Almost three years ago I received an invitation. The email asked me to participate in a symposium for pastors just beginning their ministry. It was to take place at Second Presbyterian Church in Roanoke, Virginia. We would spend six days together discussing the various responsibilities of a pastor: preaching, pastoral care, teaching, supervising staff, leadership, and more. Our leaders were two current pastors and a seminary administrator. The invitation made it clear that this was a small group, designed to foster lasting impact, and that I needed to respond quickly. I eagerly leapt at the chance to partake in such an opportunity. I submitted my application and marked my calendar for late-March 2020.
Two years later, I have just returned from spending the past week in Roanoke, in the company of fellow new-ish pastors. The week was worth the wait. It offered a literal binder-filled wealth of information and best practices.

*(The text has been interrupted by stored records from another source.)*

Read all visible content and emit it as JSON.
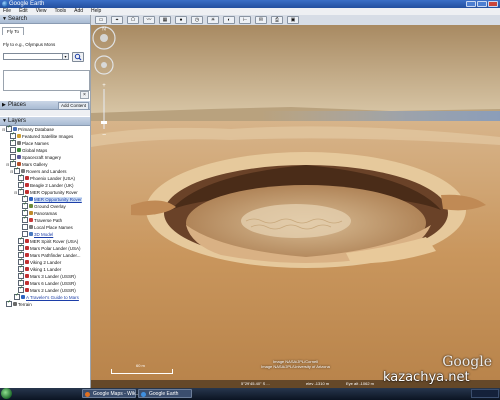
{
  "window": {
    "title": "Google Earth"
  },
  "menu": [
    "File",
    "Edit",
    "View",
    "Tools",
    "Add",
    "Help"
  ],
  "search": {
    "header": "Search",
    "tab": "Fly To",
    "label": "Fly to e.g., Olympus Mons",
    "input_value": "",
    "close_glyph": "×"
  },
  "places": {
    "header": "Places",
    "add_content": "Add Content"
  },
  "layers": {
    "header": "Layers",
    "items": [
      {
        "label": "Primary Database",
        "checked": true,
        "icon_color": "#4a6fb5",
        "link": false
      },
      {
        "label": "Featured Satellite Images",
        "checked": true,
        "icon_color": "#d0a030",
        "link": false
      },
      {
        "label": "Place Names",
        "checked": true,
        "icon_color": "#7c7c7c",
        "link": false
      },
      {
        "label": "Global Maps",
        "checked": false,
        "icon_color": "#3b8a3b",
        "link": false
      },
      {
        "label": "Spacecraft Imagery",
        "checked": false,
        "icon_color": "#5a5a9a",
        "link": false
      },
      {
        "label": "Mars Gallery",
        "checked": true,
        "icon_color": "#b5522e",
        "link": false
      },
      {
        "label": "Rovers and Landers",
        "checked": true,
        "icon_color": "#7a7a7a",
        "link": false
      },
      {
        "label": "Phoenix Lander (USA)",
        "checked": true,
        "icon_color": "#c03030",
        "link": false
      },
      {
        "label": "Beagle 2 Lander (UK)",
        "checked": true,
        "icon_color": "#c03030",
        "link": false
      },
      {
        "label": "MER Opportunity Rover",
        "checked": true,
        "icon_color": "#c03030",
        "link": false
      },
      {
        "label": "MER Opportunity Rover",
        "checked": true,
        "icon_color": "#2e62c0",
        "link": true,
        "selected": true
      },
      {
        "label": "Ground Overlay",
        "checked": true,
        "icon_color": "#6a8a3a",
        "link": false
      },
      {
        "label": "Panoramas",
        "checked": true,
        "icon_color": "#c08a2a",
        "link": false
      },
      {
        "label": "Traverse Path",
        "checked": true,
        "icon_color": "#c83a3a",
        "link": false
      },
      {
        "label": "Local Place Names",
        "checked": false,
        "icon_color": "#7c7c7c",
        "link": false
      },
      {
        "label": "3D Model",
        "checked": false,
        "icon_color": "#4a7ac0",
        "link": true
      },
      {
        "label": "MER Spirit Rover (USA)",
        "checked": true,
        "icon_color": "#c03030",
        "link": false
      },
      {
        "label": "Mars Polar Lander (USA)",
        "checked": true,
        "icon_color": "#c03030",
        "link": false
      },
      {
        "label": "Mars Pathfinder Lander...",
        "checked": true,
        "icon_color": "#c03030",
        "link": false
      },
      {
        "label": "Viking 2 Lander",
        "checked": true,
        "icon_color": "#c03030",
        "link": false
      },
      {
        "label": "Viking 1 Lander",
        "checked": true,
        "icon_color": "#c03030",
        "link": false
      },
      {
        "label": "Mars 3 Lander (USSR)",
        "checked": true,
        "icon_color": "#c03030",
        "link": false
      },
      {
        "label": "Mars 6 Lander (USSR)",
        "checked": true,
        "icon_color": "#c03030",
        "link": false
      },
      {
        "label": "Mars 2 Lander (USSR)",
        "checked": true,
        "icon_color": "#c03030",
        "link": false
      },
      {
        "label": "A Traveler's Guide to Mars",
        "checked": true,
        "icon_color": "#2e62c0",
        "link": true
      },
      {
        "label": "Terrain",
        "checked": true,
        "icon_color": "#6a6a6a",
        "link": false
      }
    ]
  },
  "toolbar": {
    "buttons": [
      {
        "name": "sidebar-toggle-icon",
        "glyph": "▭"
      },
      {
        "name": "placemark-icon",
        "glyph": "⌖"
      },
      {
        "name": "polygon-icon",
        "glyph": "⬠"
      },
      {
        "name": "path-icon",
        "glyph": "〰"
      },
      {
        "name": "image-overlay-icon",
        "glyph": "▦"
      },
      {
        "name": "record-tour-icon",
        "glyph": "●"
      },
      {
        "name": "historical-imagery-icon",
        "glyph": "◷"
      },
      {
        "name": "sunlight-icon",
        "glyph": "☀"
      },
      {
        "name": "planets-icon",
        "glyph": "◐"
      },
      {
        "name": "ruler-icon",
        "glyph": "⊢"
      },
      {
        "name": "email-icon",
        "glyph": "✉"
      },
      {
        "name": "print-icon",
        "glyph": "⎙"
      },
      {
        "name": "view-in-maps-icon",
        "glyph": "▣"
      }
    ]
  },
  "map": {
    "image_credit_1": "Image NASA/JPL/Cornell",
    "image_credit_2": "Image NASA/JPL/University of Arizona",
    "scale_label": "60 m",
    "google_logo": "Google",
    "status": {
      "date": "",
      "coords": "5°29'45.40\" S   ...",
      "elev": "elev  -1310 m",
      "eye": "Eye alt   -1062 m"
    }
  },
  "watermark": "kazachya.net",
  "taskbar": {
    "tasks": [
      {
        "label": "Google Maps - Wik...",
        "icon_color": "#e07020"
      },
      {
        "label": "Google Earth",
        "icon_color": "#3f8fe0"
      }
    ]
  },
  "colors": {
    "sky": "#c8b08a",
    "ground": "#c9945a",
    "crater_shadow": "#5a3a22",
    "accent": "#2e62c0"
  }
}
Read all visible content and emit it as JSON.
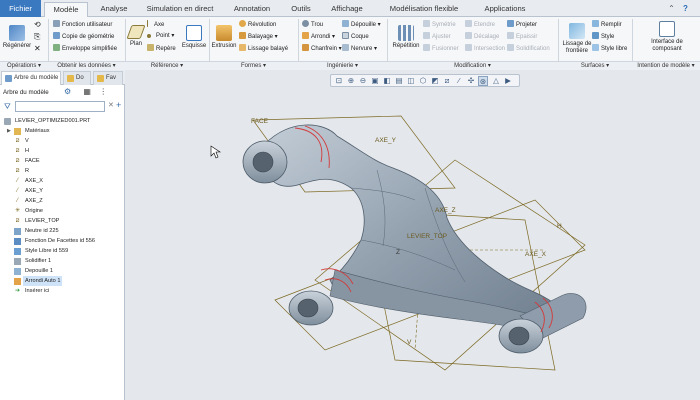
{
  "tabs": [
    {
      "label": "Fichier"
    },
    {
      "label": "Modèle"
    },
    {
      "label": "Analyse"
    },
    {
      "label": "Simulation en direct"
    },
    {
      "label": "Annotation"
    },
    {
      "label": "Outils"
    },
    {
      "label": "Affichage"
    },
    {
      "label": "Modélisation flexible"
    },
    {
      "label": "Applications"
    }
  ],
  "ribbon": {
    "operations": {
      "label": "Opérations ▾",
      "regen": "Régénérer"
    },
    "data": {
      "label": "Obtenir les données ▾",
      "items": [
        "Fonction utilisateur",
        "Copie de géométrie",
        "Enveloppe simplifiée"
      ]
    },
    "reference": {
      "label": "Référence ▾",
      "plan": "Plan",
      "items": [
        "Axe",
        "Point ▾",
        "Repère"
      ],
      "sketch": "Esquisse"
    },
    "shapes": {
      "label": "Formes ▾",
      "extrude": "Extrusion",
      "items": [
        "Révolution",
        "Balayage ▾",
        "Lissage balayé"
      ]
    },
    "engineering": {
      "label": "Ingénierie ▾",
      "col1": [
        "Trou",
        "Arrondi ▾",
        "Chanfrein ▾"
      ],
      "col2": [
        "Dépouille ▾",
        "Coque",
        "Nervure ▾"
      ]
    },
    "modification": {
      "label": "Modification ▾",
      "repeat": "Répétition",
      "col1": [
        "Symétrie",
        "Ajuster",
        "Fusionner"
      ],
      "col2": [
        "Etendre",
        "Décalage",
        "Intersection"
      ],
      "col3": [
        "Projeter",
        "Epaissir",
        "Solidification"
      ]
    },
    "surfaces": {
      "label": "Surfaces ▾",
      "lissage": "Lissage de frontière",
      "items": [
        "Remplir",
        "Style",
        "Style libre"
      ]
    },
    "intent": {
      "label": "Intention de modèle ▾",
      "component": "Interface de composant"
    }
  },
  "panel": {
    "tabs": [
      {
        "label": "Arbre du modèle"
      },
      {
        "label": "Do"
      },
      {
        "label": "Fav"
      }
    ],
    "title": "Arbre du modèle",
    "filter_value": "",
    "root": "LEVIER_OPTIMIZED001.PRT",
    "items": [
      {
        "label": "Matériaux",
        "icon": "folder-icon"
      },
      {
        "label": "V",
        "icon": "datum-plane-icon"
      },
      {
        "label": "H",
        "icon": "datum-plane-icon"
      },
      {
        "label": "FACE",
        "icon": "datum-plane-icon"
      },
      {
        "label": "R",
        "icon": "datum-plane-icon"
      },
      {
        "label": "AXE_X",
        "icon": "datum-axis-icon"
      },
      {
        "label": "AXE_Y",
        "icon": "datum-axis-icon"
      },
      {
        "label": "AXE_Z",
        "icon": "datum-axis-icon"
      },
      {
        "label": "Origine",
        "icon": "datum-point-icon"
      },
      {
        "label": "LEVIER_TOP",
        "icon": "datum-plane-icon"
      },
      {
        "label": "Neutre id 225",
        "icon": "feature-icon"
      },
      {
        "label": "Fonction De Facettes id 556",
        "icon": "feature-icon"
      },
      {
        "label": "Style Libre id 559",
        "icon": "feature-icon"
      },
      {
        "label": "Solidifier 1",
        "icon": "solidify-icon"
      },
      {
        "label": "Depouille 1",
        "icon": "draft-icon"
      },
      {
        "label": "Arrondi Auto 1",
        "icon": "round-icon"
      },
      {
        "label": "Insérer ici",
        "icon": "insert-arrow-icon"
      }
    ]
  },
  "viewport": {
    "labels": {
      "face": "FACE",
      "axe_y": "AXE_Y",
      "axe_z": "AXE_Z",
      "levier_top": "LEVIER_TOP",
      "axe_x": "AXE_X",
      "h": "H",
      "v": "V",
      "z": "Z"
    }
  },
  "colors": {
    "file_tab": "#3a78c0",
    "selection": "#cfe3f8",
    "datum": "#7d6a25",
    "part": "#9aa7b4",
    "edge_red": "#d43a3a"
  }
}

We spent days discussing our experiences, delving into the unique practice of pastoral ministry, and learning how to sustain such work and vision for the long term. The entire educational experience enlivened my energy for pastoral ministry.
What held the week together, though, was not the binding of the binder nor the comprehensive schedule, but the new relationships and friendships created. Very quickly our small group of eight new-ish pastors came to trust and respect one another. After sharing best practices, we also lifted up some of our heartfelt hopes. When we discussed leadership styles, we admitted where we had failed to lead faithfully. While sitting around the dinner table we discussed how to write a sermon as well as how to sustain the life of faith that produces such a sermon. The bonds of friendship allowed for a truer sharing that spoke to the deeper truths of life, ministry, and faith.

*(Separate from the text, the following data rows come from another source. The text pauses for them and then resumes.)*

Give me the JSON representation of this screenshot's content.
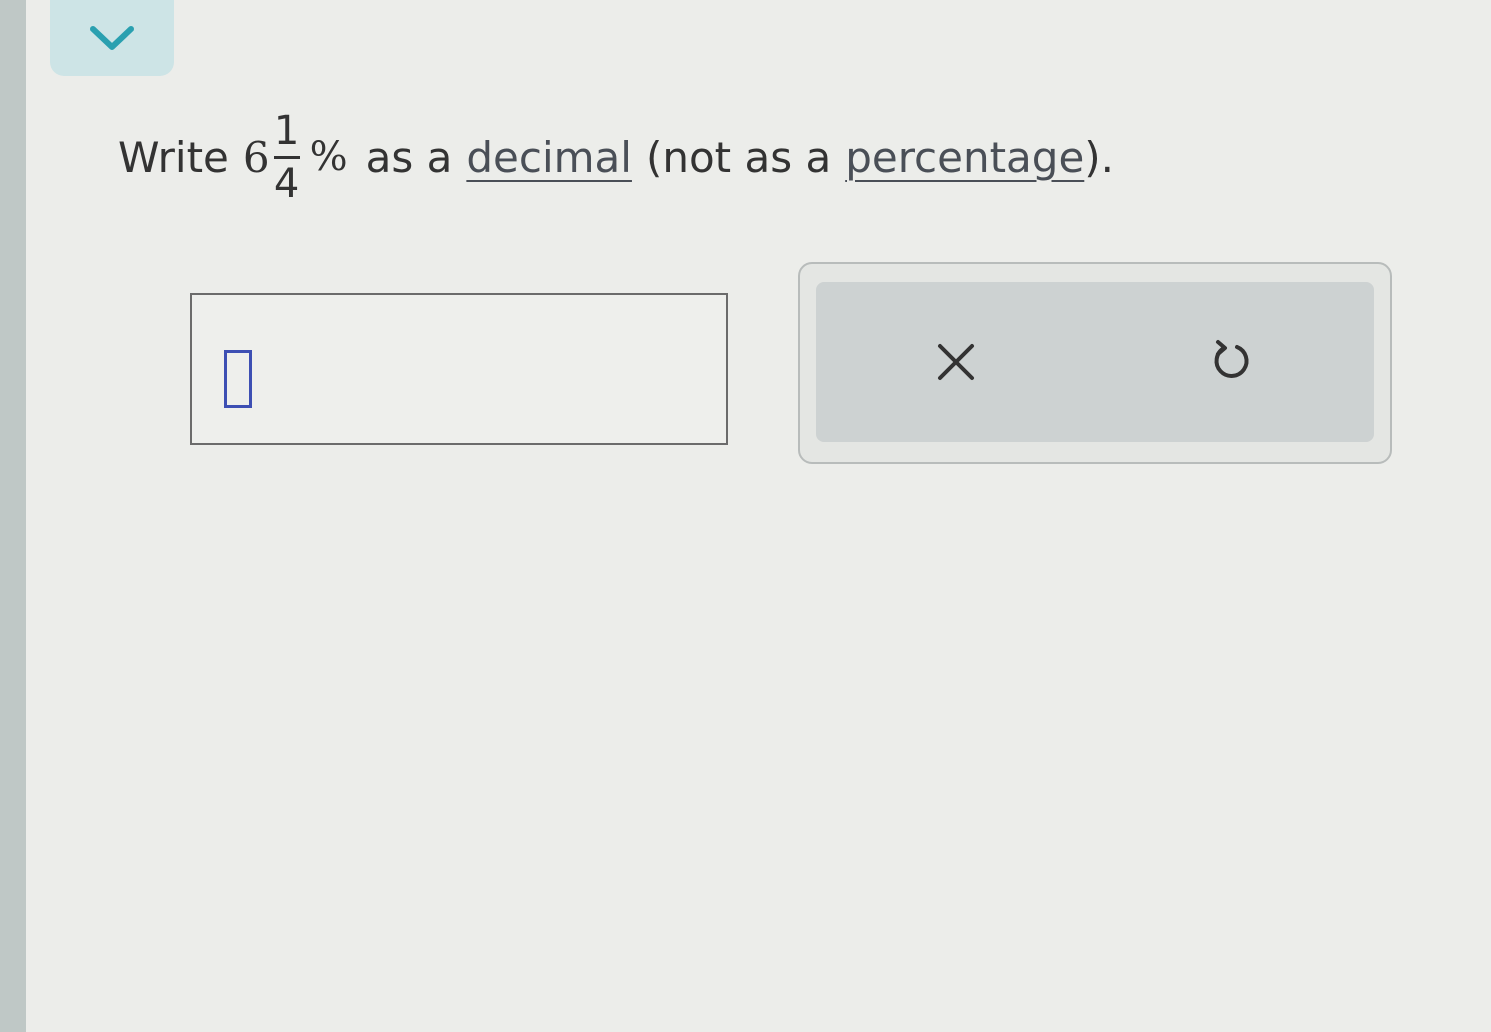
{
  "question": {
    "prefix": "Write",
    "mixed_number": {
      "whole": "6",
      "numerator": "1",
      "denominator": "4"
    },
    "percent_sign": "%",
    "text_as_a": "as a",
    "link_decimal": "decimal",
    "text_middle": "(not as a",
    "link_percentage": "percentage",
    "text_end": ")."
  },
  "answer_input": {
    "value": ""
  },
  "actions": {
    "clear_icon": "close-icon",
    "undo_icon": "undo-icon"
  },
  "colors": {
    "accent": "#2aa0b0",
    "toggle_bg": "#cde4e6",
    "caret": "#3d4fb3"
  }
}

In Frederick Buechner’s book Godric, the eponymous main character reflects on his five friends saying, “What’s friendship, when all’s done, but the giving and taking of wounds?” I would expand that question to include the giving and taking of joy and excitement, pain and hurt and life. One of the great gifts of the life of faith is that it is not meant to be lived alone. We were created for relationship, to support and care for one another. We give and we take, helping one another live life well.

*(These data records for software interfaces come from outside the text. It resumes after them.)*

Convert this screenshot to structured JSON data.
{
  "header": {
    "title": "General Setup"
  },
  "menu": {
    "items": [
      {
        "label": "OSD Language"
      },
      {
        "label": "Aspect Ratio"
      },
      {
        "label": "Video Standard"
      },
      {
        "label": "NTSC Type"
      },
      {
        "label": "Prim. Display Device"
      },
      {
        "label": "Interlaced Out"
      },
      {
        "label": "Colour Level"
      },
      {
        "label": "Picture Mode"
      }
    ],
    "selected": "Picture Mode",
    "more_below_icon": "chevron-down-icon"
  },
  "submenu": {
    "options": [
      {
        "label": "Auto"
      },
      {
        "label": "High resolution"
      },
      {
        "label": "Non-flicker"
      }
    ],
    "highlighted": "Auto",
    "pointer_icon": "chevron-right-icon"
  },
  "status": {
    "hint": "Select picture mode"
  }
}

I encourage you to spend time this week intentionally cultivating your friendships in faith: Call a friend you respect, write a letter to a mentor you admire, share a struggle with someone you trust. Be open to the give and take of relationship, and look for ways that your friendships enhance your faith. When you do I pray you flourish in friendship and love toward your neighbor and God. And I pray that such flourishing sustains you as you continue your journey of faith.